_Your instructions_:
Wherever "Graubünden" shows up in the records below, copy the whole line.

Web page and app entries
________________
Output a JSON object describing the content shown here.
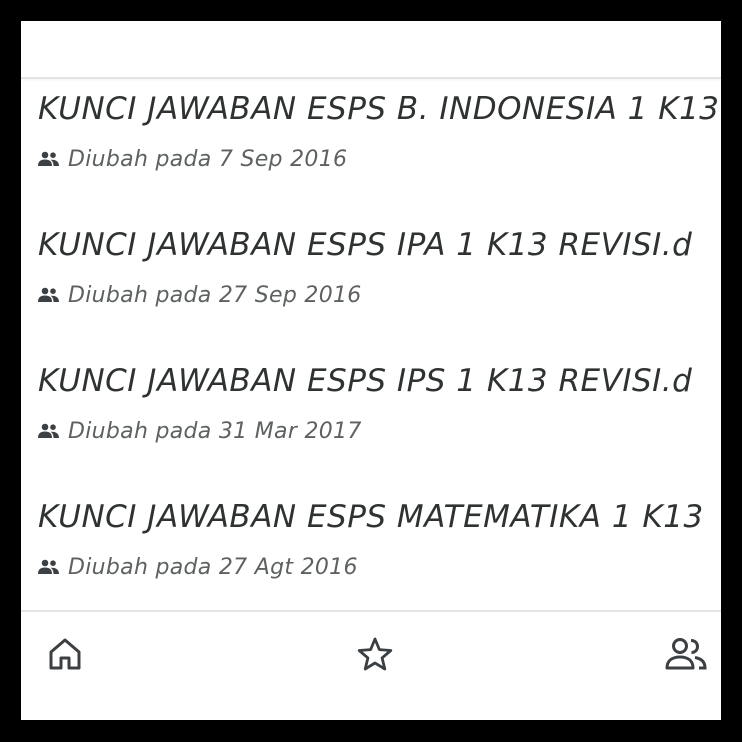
{
  "files": [
    {
      "title": "KUNCI JAWABAN ESPS B. INDONESIA 1 K13",
      "meta": "Diubah pada 7 Sep 2016"
    },
    {
      "title": "KUNCI JAWABAN ESPS IPA 1 K13 REVISI.d",
      "meta": "Diubah pada 27 Sep 2016"
    },
    {
      "title": "KUNCI JAWABAN ESPS IPS 1 K13 REVISI.d",
      "meta": "Diubah pada 31 Mar 2017"
    },
    {
      "title": "KUNCI JAWABAN ESPS MATEMATIKA 1 K13",
      "meta": "Diubah pada 27 Agt 2016"
    }
  ],
  "icons": {
    "meta": "people-icon",
    "nav": [
      "home-icon",
      "star-icon",
      "shared-icon"
    ]
  },
  "colors": {
    "text": "#2f3330",
    "meta_text": "#5d625f",
    "icon": "#3c4043"
  }
}
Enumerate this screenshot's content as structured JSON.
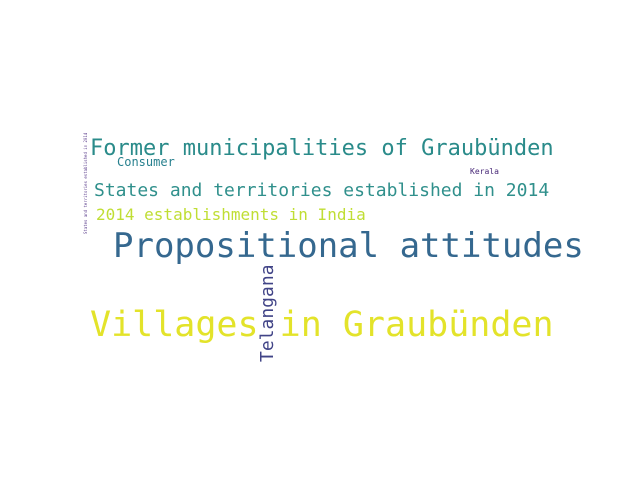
{
  "words": [
    {
      "text": "Villages in Graubünden",
      "color": "#e3e32a"
    },
    {
      "text": "Propositional attitudes",
      "color": "#35688f"
    },
    {
      "text": "Former municipalities of Graubünden",
      "color": "#2a8b8a"
    },
    {
      "text": "States and territories established in 2014",
      "color": "#30908c"
    },
    {
      "text": "2014 establishments in India",
      "color": "#c0de34"
    },
    {
      "text": "Telangana",
      "color": "#414487"
    },
    {
      "text": "Consumer",
      "color": "#27808e"
    },
    {
      "text": "Kerala",
      "color": "#482878"
    },
    {
      "text": "States and territories established in 2014",
      "color": "#5b3d8c"
    }
  ]
}
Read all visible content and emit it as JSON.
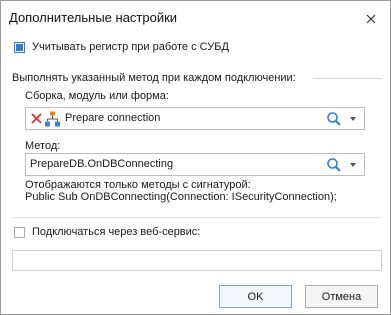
{
  "dialog": {
    "title": "Дополнительные настройки",
    "close_icon": "close-icon"
  },
  "case_sensitive": {
    "label": "Учитывать регистр при работе с СУБД",
    "checked": true
  },
  "on_connect_group": {
    "header": "Выполнять указанный метод при каждом подключении:",
    "assembly_label": "Сборка, модуль или форма:",
    "assembly_value": "Prepare connection",
    "method_label": "Метод:",
    "method_value": "PrepareDB.OnDBConnecting",
    "note_line1": "Отображаются только методы с сигнатурой:",
    "note_line2": "Public Sub OnDBConnecting(Connection: ISecurityConnection);"
  },
  "web_service": {
    "label": "Подключаться через веб-сервис:",
    "checked": false,
    "value": ""
  },
  "buttons": {
    "ok": "OK",
    "cancel": "Отмена"
  },
  "colors": {
    "accent": "#2f7fd1",
    "clear_icon": "#e0312a",
    "tree_icon_blue": "#3b7fd1",
    "tree_icon_orange": "#e88a1a"
  }
}
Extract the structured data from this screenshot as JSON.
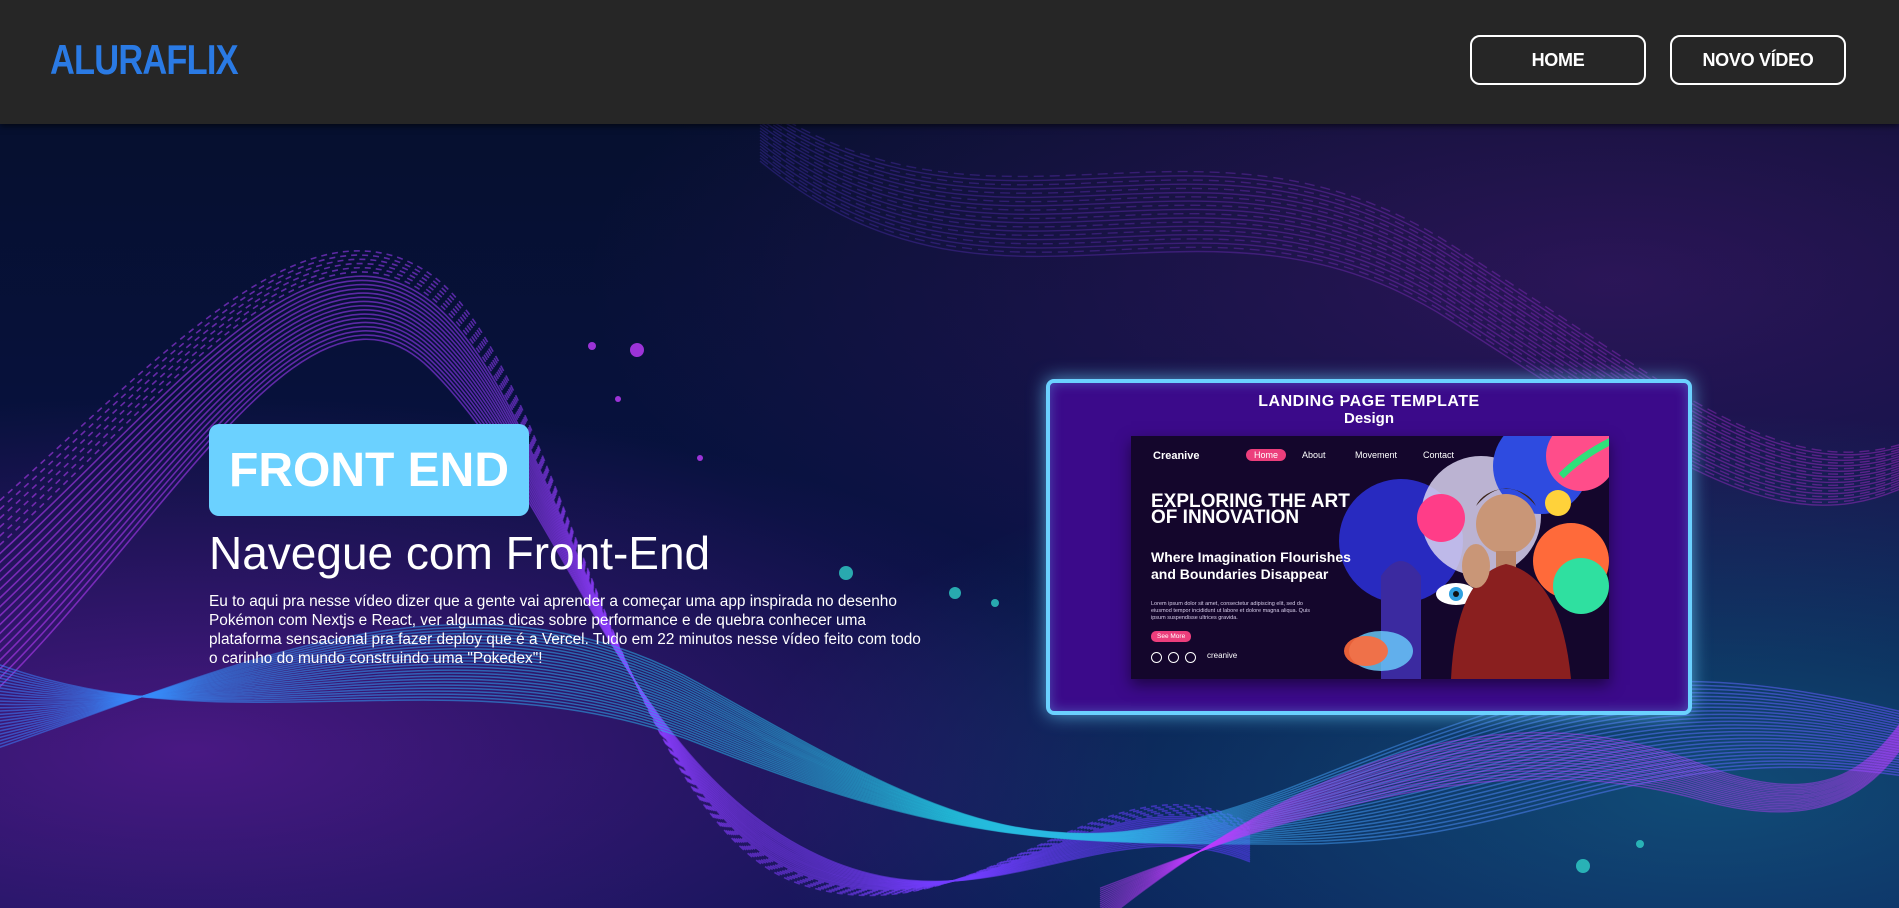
{
  "header": {
    "logo": "ALURAFLIX",
    "nav": [
      {
        "label": "HOME"
      },
      {
        "label": "NOVO VÍDEO"
      }
    ]
  },
  "hero": {
    "category": "FRONT END",
    "title": "Navegue com Front-End",
    "description": "Eu to aqui pra nesse vídeo dizer que a gente vai aprender a começar uma app inspirada no desenho Pokémon com Nextjs e React, ver algumas dicas sobre performance e de quebra conhecer uma plataforma sensacional pra fazer deploy que é a Vercel. Tudo em 22 minutos nesse vídeo feito com todo o carinho do mundo construindo uma \"Pokedex\"!",
    "accent_color": "#6bd1ff"
  },
  "video": {
    "thumb_title": "LANDING PAGE TEMPLATE",
    "thumb_subtitle": "Design",
    "mock": {
      "brand": "Creanive",
      "nav": [
        "Home",
        "About",
        "Movement",
        "Contact"
      ],
      "headline": "EXPLORING THE ART OF INNOVATION",
      "subheadline": "Where Imagination Flourishes and Boundaries Disappear",
      "body": "Lorem ipsum dolor sit amet, consectetur adipiscing elit, sed do eiusmod tempor incididunt ut labore et dolore magna aliqua. Quis ipsum suspendisse ultrices gravida.",
      "cta": "See More",
      "handle": "creanive"
    }
  },
  "colors": {
    "header_bg": "#262626",
    "logo": "#2a7ae4",
    "card_border": "#6bd1ff"
  }
}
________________
_Answer to this exercise_:
      "text": "Villages in Graubünden",
      "text": "Former municipalities of Graubünden",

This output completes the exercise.